top of page

Important Changes to the Law for Small Businesses - Unfair Contract Terms

Updated: Nov 11, 2023

Changes to the Treasury Laws Amendment (More Competition, Better Prices) Bill 2022.

Changes to the Unfair Contract Term (UCT) laws in Australia will start on 9 November 2023.

If you're a small business, you now only have a few weeks left to check your standard contract terms and update them to meet the new laws. The changes will apply from 9 November 2023 to standard form contracts used by small businesses that are created, renewed or have varied or newly added terms.


The Treasury Laws Amendment (More Competition, Better Prices) Bill 2022 (Bill) was formally accepted on 9 November 2022. This was the catalyst for changes to the Australian Consumer Law. Businesses were given 12 months to get their contracts in order.


Refer to Schedule 2 of the Competition and Consumer Act 2010 (Cth) (ACL) and the Australian Securities and Investments Commission Act 2001 (Cth) (ASIC Act).

All small businesses should review their standard form contracts to make sure they are not using UCT’s


Think of UCT's as potentially unfair contract terms that could tilt the balance, aren’t really needed to protect interests or could cause harm to a party when enforced.


  • One-way street clauses: These give one party the right to terminate a contract, sidestep their obligations and vary their goods, services or prices without the other parties input.

  • Unilateral penalties: these are one-sided penalties for breaches.

  • Suing limitations: these limit one party’s right to sue the other.

  • Liability limitations: this is part of a contract that says one party isn’t responsible if something goes wrong.

  • Mismatched fix-it times: this could look like parties having different time frames to sort out mistakes.


Before you panic, there are some terms that aren’t UCTs. These include:

  • Law required terms

  • Upfront price details

  • Subject matter definitions

  • Company constitutions

  • Commercial contracts for shipping of goods by sea.
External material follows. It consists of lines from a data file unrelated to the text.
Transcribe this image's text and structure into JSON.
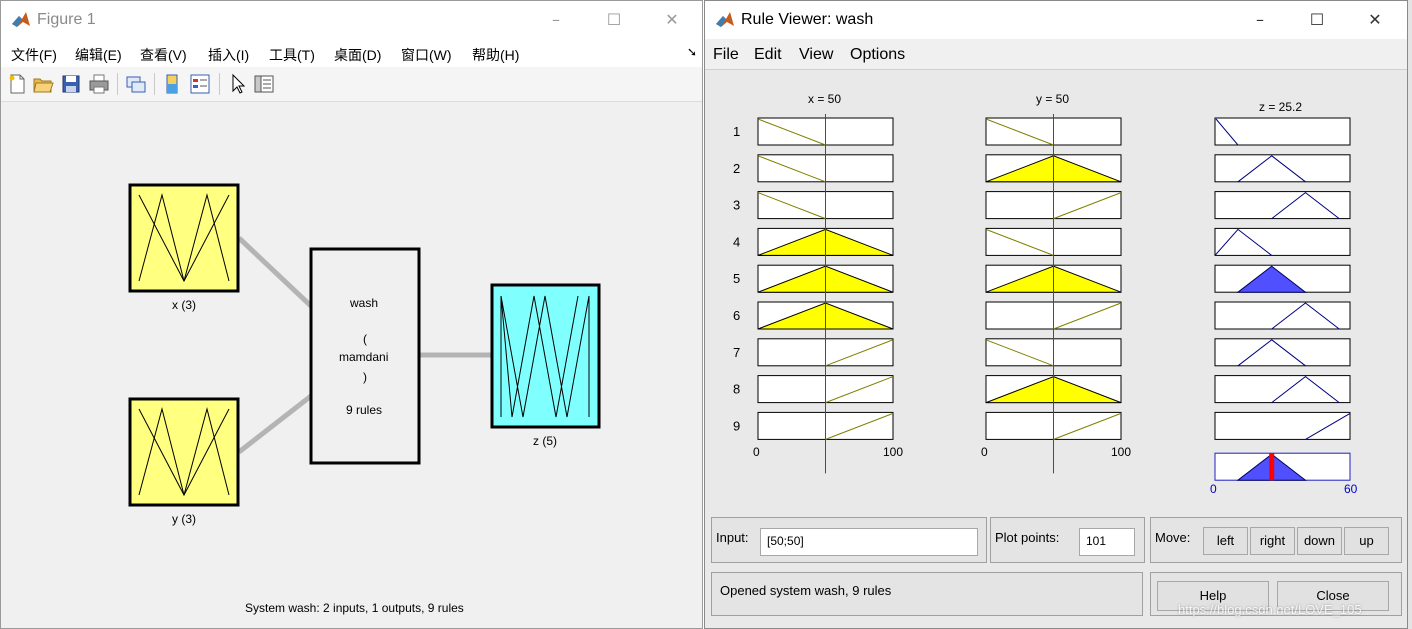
{
  "figure": {
    "title": "Figure 1",
    "menu": [
      "文件(F)",
      "编辑(E)",
      "查看(V)",
      "插入(I)",
      "工具(T)",
      "桌面(D)",
      "窗口(W)",
      "帮助(H)"
    ],
    "nodes": {
      "x_label": "x (3)",
      "y_label": "y (3)",
      "z_label": "z (5)",
      "system_name": "wash",
      "paren_open": "(",
      "method": "mamdani",
      "paren_close": ")",
      "rules": "9 rules"
    },
    "status": "System wash: 2 inputs, 1 outputs, 9 rules",
    "colors": {
      "input": "#ffff80",
      "output": "#80ffff"
    }
  },
  "rule_viewer": {
    "title": "Rule Viewer: wash",
    "menu": [
      "File",
      "Edit",
      "View",
      "Options"
    ],
    "columns": {
      "x_header": "x = 50",
      "y_header": "y = 50",
      "z_header": "z = 25.2",
      "x_min": "0",
      "x_max": "100",
      "y_min": "0",
      "y_max": "100",
      "z_min": "0",
      "z_max": "60"
    },
    "rule_numbers": [
      "1",
      "2",
      "3",
      "4",
      "5",
      "6",
      "7",
      "8",
      "9"
    ],
    "input_label": "Input:",
    "input_value": "[50;50]",
    "plot_points_label": "Plot points:",
    "plot_points_value": "101",
    "move_label": "Move:",
    "move_buttons": {
      "left": "left",
      "right": "right",
      "down": "down",
      "up": "up"
    },
    "status": "Opened system wash, 9 rules",
    "help": "Help",
    "close": "Close",
    "colors": {
      "fired": "#ffff00",
      "output_fire": "#5050ff",
      "cursor": "#ff0000",
      "mf_line": "#808000"
    }
  },
  "watermark": "https://blog.csdn.net/LOVE_105"
}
The Bill has made some important changes to strengthen the laws in Australia’s surrounding UCTs.

This aims to stop businesses from using unfair terms, which have become common practice in some industries.

Current Law

New Law


Courts could decide UCTs could be cancelled, but there weren’t significant penalties.

People and businesses can now be fined for using or suggesting UCTs because it’s illegal to do so.

Individuals could be fined $2.5 million per breach, while companies could be fined $50 million or more, depending on the benefit they gained or sales because of the breach (whichever is higher).

These hefty fines are designed to deter businesses from just absorbing the penalties as a cost of doing business (because they’re able to afford it), instead of sticking to the rules.

Small Businesses

Applied to businesses with less than 20 employees, where the initial payments didn’t go over a certain limit.

Applies to businesses employing less than 100 people and with a turnover of less than $10 million.

This new definition of small business will now capture about 99% of Australian businesses.


UCTs were automatically considered invalid. The court could make decisions about some or all of the contract where someone was likely to suffer loss or damage.

Courts can now:

  • Make decisions to avoid loss or damage without having to prove that it has happened or will probably happen;

  • Say terms in an existing contract are unfair if they’re similar to a term that has already been identified as unfair by the court;

  • Use their power to stop a party from using UCTs in contracts; and

  • Decide not to enforce contracts, change them, or void them.

Standard Form Contracts

Courts would look at whether a party had the chance to negotiate terms, or if they had to accept or reject a contract as is.

Courts will now look at repeated use of the contract and the frequency.

Contracts might still be seen as standard even if:

  • The other party made small changes after minor negotiations

  • The other party picked from a range of options provided by the party who drafted the terms

  • A party given the same or a similar contract had the chance to negotiate terms.

Usually it’s assumed contracts are a standard form - now if they aren’t, you need to prove otherwise. If you’re using template agreements in your business, these will probably be considered the standard format.


In 2022, before the new UCT laws FujiFilm, had 38 contract terms labelled unfair by the Federal Court, after the Australian Competition and Consumer Commission (ACCC) commenced proceedings against them.

Each individual UCT term is treated as a separate breach so if Fuji Film had been subject to the new laws, the consequences could have been a lot worse for them.

Recently, the ACCC commenced proceedings against PayPal for UCTs in their standard form contracts. These proceedings are ongoing so watch this space.

As regulator, the ACCC might be gearing up to come down hard on UCTs once the new laws come into effect.


All small businesses should review their standard form contracts to make sure they are not using UCTs.

Here are some tips:

  • Use clear and simple language

  • Be transparent and make sure essential terms are front and centre

  • Consider the impact of clauses for both parties

  • Counterbalance any terms in your favour, with a corresponding clause in favour of the other party

  • Be reasonable and specific

If you’re not sure, seek independent legal advice to avoid costly mistakes.

Our commercial lawyers are ready to answer any questions you have.

Call us on 13 55 29 for a confidential chat or contact us.

78 views0 comments

Recent Posts

See All


bottom of page